Autism is a neurodevelopmental disorder that affects about 1 in every 88 children in the United States, according to the Centers for Disease Control and Prevention. Autism is characterized by impairments in social relatedness and communication, repetitive behaviors, abnormal movements, and sensory dysfunction. Although autism spectrum disorder (ASD) is diagnosed on the basis of behavioral parameters, there are many underlying biomedical factors which can contribute to these symptoms. Therapies directed at these underlying factors may be helpful in decreasing symptoms of autism. For example, recent studies have found chronic inflammation in the brains of children with autism, raising the possibility that treatments directed against inflammation may be helpful.

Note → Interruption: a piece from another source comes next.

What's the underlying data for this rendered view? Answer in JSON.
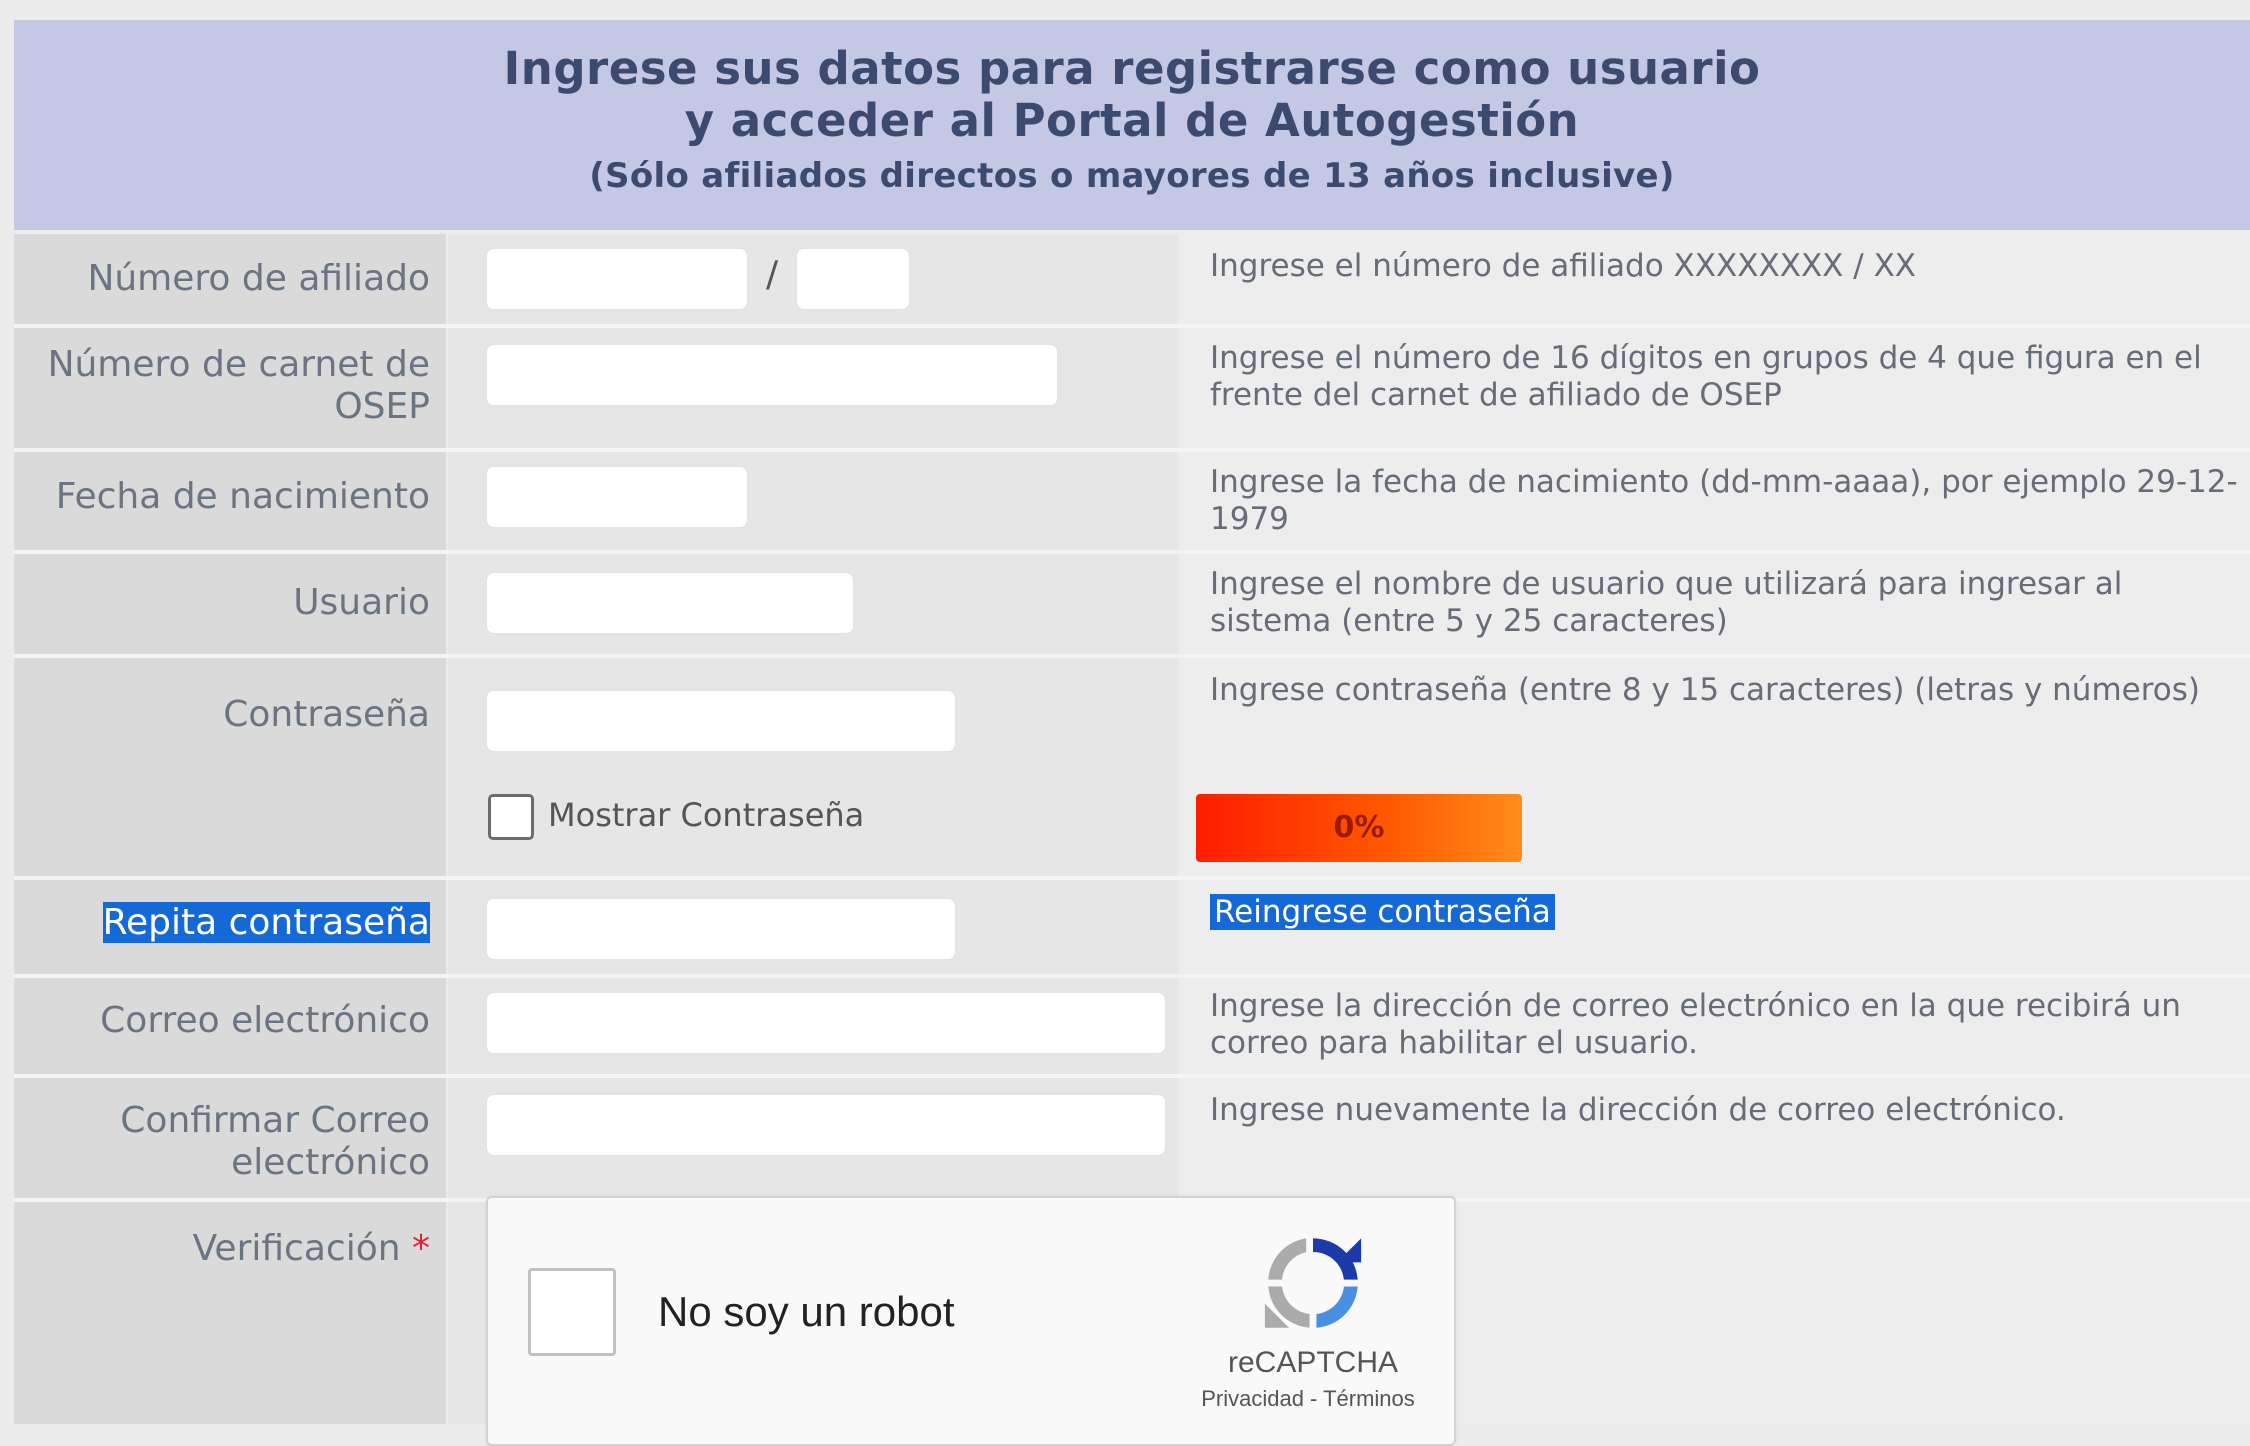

The Autism Research Institute asked parents to rate the effectiveness of numerous biomedical treatments. As of 2008, over 26,000 parents had evaluated more than 80 interventions. Detoxification was considered helpful by 74% of parents. Other highly rated therapies and the percentage of children that “got better” included: gluten/casein-free diet, 66%; food allergy treatment 64%; methylcobalamin, 56% (nasal) and 67% (subcutaneous); and essential fatty acid therapy, 56%. Interestingly, parents reported that more children “got worse” with conventional drug therapy (including amphetamines, methyphenidate, antipsychotics, and antidepressants) than with biomedical/non-drug treatment, nutritional supplements, or special diets. It is thought that the earlier treatment is started, the better the results.